  • 1 August: A ceasefire is announced to take effect on 11 August in Java and 15 August in Sumatra. Following a ceasefire, Hamengkubuwana IX acts as Coordinator of Security and overseas a gradual transfer of military authority from Dutch troops and Indonesian irregulars, to Republic regular troops. Clashes break out and end in South Sulawesi, East Sumatra, South Kalimantan and West Java where local irregular troops resisted the transfer.
  • 7-10 August: Surakarta is besieged in the final major Republican offensive in Central Java, the Siege of Surakarta, striking a final blow to Dutch military morale in Central Java. This is the final battle before the 11 August ceasefire takes effect. The siege by Republicans fails and Dutch forces relieve the city.
  • 23 August to 2 November: The Dutch–Indonesian Round Table Conference is held in The Hague. Hatta dominates the Indonesian side of the negotiations, earning admiration from all sides. A loose union of the Netherlands and RUSI is agreed upon, the Netherlands-Indonesian Union, with the Dutch queen as a symbolic Head of State. Sukarno is named President with Hatta to as both Prime Minister and Vice-president. Dutch investments in Indonesia are provided with various guarantees with further agreement on the need for further financial consultations. Indonesia accepts continued Netherlands sovereignty over Dutch New Guinea, and also accepts responsibility for £4.3 billion of Dutch East Indies debt.
  • August to December: 12,000 Republican prisoners from Dutch jails are released.
  • 27 December: The Netherlands formally transfers sovereignty over Indonesia, with the exception of Dutch New Guinea, to the RUSI government. In celebration, the national flag is hoisted at the Independence Palace in a public ceremony.
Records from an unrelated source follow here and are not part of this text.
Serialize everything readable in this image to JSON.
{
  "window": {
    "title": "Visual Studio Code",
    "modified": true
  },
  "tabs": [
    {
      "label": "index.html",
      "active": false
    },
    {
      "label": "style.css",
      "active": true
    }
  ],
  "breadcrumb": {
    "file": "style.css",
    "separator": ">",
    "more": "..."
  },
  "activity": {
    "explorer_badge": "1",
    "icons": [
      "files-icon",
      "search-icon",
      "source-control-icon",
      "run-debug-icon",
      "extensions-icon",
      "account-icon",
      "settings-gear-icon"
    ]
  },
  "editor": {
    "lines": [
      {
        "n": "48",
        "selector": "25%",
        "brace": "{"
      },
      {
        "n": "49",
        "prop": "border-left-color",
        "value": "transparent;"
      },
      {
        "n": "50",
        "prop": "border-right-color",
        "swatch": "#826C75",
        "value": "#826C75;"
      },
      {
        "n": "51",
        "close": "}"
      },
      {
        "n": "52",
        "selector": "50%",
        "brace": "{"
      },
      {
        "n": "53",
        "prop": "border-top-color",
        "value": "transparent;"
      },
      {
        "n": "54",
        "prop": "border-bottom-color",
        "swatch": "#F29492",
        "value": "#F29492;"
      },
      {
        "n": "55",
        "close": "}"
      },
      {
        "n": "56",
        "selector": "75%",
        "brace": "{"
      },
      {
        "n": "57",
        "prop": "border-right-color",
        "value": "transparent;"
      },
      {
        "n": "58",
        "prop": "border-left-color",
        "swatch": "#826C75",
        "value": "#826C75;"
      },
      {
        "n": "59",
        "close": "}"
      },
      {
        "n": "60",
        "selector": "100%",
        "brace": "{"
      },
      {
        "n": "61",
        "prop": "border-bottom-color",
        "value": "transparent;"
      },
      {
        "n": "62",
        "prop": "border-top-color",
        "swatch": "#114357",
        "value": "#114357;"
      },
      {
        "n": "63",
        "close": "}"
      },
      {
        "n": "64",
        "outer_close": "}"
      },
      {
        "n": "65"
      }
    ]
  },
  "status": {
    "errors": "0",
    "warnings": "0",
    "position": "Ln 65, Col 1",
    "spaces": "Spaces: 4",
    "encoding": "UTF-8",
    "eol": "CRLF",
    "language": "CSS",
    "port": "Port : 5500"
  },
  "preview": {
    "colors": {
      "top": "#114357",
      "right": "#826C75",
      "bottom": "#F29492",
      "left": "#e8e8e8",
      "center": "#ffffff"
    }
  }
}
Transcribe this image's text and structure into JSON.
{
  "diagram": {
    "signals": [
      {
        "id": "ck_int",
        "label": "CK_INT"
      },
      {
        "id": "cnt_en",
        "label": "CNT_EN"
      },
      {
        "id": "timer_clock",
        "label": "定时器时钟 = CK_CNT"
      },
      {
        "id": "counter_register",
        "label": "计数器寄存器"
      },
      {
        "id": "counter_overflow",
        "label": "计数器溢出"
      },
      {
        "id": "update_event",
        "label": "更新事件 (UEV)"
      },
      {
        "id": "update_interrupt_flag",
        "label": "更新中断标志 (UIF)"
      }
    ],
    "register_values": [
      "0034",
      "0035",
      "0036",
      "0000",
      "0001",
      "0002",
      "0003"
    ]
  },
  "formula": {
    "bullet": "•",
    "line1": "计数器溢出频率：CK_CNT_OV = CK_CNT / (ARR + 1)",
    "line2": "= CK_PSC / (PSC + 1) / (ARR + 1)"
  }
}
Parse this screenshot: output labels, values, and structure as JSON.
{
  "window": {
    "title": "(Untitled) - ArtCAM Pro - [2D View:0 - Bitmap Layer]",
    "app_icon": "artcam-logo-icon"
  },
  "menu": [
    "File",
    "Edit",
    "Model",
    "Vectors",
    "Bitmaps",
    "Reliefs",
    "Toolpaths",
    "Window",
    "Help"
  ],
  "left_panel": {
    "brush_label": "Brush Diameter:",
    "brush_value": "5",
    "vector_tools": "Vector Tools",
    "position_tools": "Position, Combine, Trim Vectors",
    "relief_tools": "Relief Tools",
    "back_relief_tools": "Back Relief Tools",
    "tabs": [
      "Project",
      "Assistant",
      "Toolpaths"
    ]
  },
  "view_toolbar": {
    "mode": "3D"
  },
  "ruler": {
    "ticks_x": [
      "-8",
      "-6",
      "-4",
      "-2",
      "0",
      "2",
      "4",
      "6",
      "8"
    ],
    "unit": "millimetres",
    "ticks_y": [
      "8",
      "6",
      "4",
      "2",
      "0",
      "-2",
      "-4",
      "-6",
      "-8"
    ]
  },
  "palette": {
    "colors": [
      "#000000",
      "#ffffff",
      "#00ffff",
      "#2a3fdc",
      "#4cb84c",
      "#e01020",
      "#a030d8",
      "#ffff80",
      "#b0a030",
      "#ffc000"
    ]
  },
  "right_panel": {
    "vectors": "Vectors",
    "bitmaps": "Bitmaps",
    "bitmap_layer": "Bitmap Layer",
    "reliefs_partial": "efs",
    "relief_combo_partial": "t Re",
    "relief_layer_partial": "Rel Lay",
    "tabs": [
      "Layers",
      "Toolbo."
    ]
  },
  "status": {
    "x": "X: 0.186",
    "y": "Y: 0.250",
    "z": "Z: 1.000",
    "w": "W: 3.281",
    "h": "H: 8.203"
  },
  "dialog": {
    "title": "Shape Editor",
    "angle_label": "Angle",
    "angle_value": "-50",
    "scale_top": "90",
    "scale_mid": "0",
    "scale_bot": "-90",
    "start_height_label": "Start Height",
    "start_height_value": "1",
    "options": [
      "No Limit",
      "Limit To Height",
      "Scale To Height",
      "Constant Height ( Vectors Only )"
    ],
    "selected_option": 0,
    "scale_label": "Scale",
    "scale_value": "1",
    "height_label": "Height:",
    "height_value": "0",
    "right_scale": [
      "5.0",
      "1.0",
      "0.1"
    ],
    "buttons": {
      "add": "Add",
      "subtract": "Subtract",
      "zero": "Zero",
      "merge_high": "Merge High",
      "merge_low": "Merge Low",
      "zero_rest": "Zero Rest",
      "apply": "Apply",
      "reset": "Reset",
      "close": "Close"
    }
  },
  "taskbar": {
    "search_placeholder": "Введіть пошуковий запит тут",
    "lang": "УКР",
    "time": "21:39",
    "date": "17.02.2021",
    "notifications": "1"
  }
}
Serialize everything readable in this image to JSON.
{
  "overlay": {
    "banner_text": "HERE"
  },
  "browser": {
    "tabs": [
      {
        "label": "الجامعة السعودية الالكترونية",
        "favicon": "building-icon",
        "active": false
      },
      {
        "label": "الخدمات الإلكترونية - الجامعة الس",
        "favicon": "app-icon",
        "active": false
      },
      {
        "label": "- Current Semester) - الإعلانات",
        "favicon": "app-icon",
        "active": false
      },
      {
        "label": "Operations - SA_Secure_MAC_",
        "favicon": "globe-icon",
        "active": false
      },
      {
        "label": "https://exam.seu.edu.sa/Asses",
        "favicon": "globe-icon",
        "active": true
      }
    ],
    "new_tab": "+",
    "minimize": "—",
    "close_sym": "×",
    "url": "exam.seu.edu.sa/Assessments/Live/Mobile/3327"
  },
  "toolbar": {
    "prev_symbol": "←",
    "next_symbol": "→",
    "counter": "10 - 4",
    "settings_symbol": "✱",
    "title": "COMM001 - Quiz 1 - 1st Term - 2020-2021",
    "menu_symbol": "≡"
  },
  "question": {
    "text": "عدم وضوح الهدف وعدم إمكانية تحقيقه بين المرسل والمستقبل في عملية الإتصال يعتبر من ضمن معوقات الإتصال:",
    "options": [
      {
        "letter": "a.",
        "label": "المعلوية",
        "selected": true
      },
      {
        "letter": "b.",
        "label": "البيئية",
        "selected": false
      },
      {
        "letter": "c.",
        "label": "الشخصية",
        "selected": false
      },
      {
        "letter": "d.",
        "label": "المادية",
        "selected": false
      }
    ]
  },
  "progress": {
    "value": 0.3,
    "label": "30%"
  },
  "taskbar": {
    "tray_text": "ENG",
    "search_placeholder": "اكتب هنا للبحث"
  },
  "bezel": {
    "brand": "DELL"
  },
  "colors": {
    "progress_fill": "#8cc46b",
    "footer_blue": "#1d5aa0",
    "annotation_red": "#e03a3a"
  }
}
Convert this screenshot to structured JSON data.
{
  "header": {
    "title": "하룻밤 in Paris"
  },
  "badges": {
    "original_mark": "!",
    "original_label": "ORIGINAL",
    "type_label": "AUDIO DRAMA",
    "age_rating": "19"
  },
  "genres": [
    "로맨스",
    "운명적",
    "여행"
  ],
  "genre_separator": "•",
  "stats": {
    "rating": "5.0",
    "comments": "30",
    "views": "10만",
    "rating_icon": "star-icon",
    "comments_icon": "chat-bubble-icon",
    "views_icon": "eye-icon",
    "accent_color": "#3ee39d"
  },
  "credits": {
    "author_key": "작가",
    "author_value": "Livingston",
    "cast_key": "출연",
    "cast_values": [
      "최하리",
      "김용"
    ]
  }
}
  • 23 January 1950: Westerling and about 800 troops capture key points in Bandung, but is persuaded by the Dutch High Commissioner and the commander of the Dutch garrison still in Bandung to withdraw the same day.
  • 24 January 1950: A Westerling plot to attack the Indonesian cabinet and assassinate several of its members is uncovered. His troops infiltrate Jakarta after leaving Bandung, but they are driven out.
  • 27 January 1950: Parliament of Pasudan requests that state be dissolved and territory given to the Republic following the arrest of several Pasudan leaders suspected of involvement in the Westerling plot. The request is later granted.
  • February: Westerling flees Indonesia in disguise.
  • March: Much of the smaller states now dissolved into the Republic. Hatta cabinet makes hasty legislative arrangements to cater for the shift to unitarism.
  • early April: Sultan Abdul Hamid II of Pontinak, head of the West Kalimantan state, is arrested as a major instigator in Westerling's plot. Authority of the state is taken over by the RUSI government, resulting in an increase of demands for merger with the Republic from residents and major business and social leaders.
  • April: Colonial soldiers (mostly Ambonese), clash with Republican units in Makassar.
  • 25 April: Dr Soumokil proclaims an independent Republic of South Maluku (RMS) in Ambon.
  • May: A new East Indonesia state cabinet is formed with the intention of planning for full merger with the Republic.
  • July to November: A tough campaign results in Republican troops crushing the RMS rebellion.
  • 17 August 1950: On the fifth anniversary of the proclamation of Indonesian independence, the RUSI, the Republic as an element of it, and the remaining states of East Sumatra and East Indonesia are replaced by a new Republic of Indonesia with a unitary (but provisional) constitution. Jakarta is made the capital of this new state.

See also


  • M.C. Ricklefs, "A History of Modern Indonesia Since c. 1200 Third Edition"; Palgrave Publisher, 2001

Further reading

  • Cribb, Robert and Kahin, Audrey (2004) Historical dictionary of Indonesia 2nd ed. Lanham, Md: Scarecrow Press. ISBN 0-8108-4935-6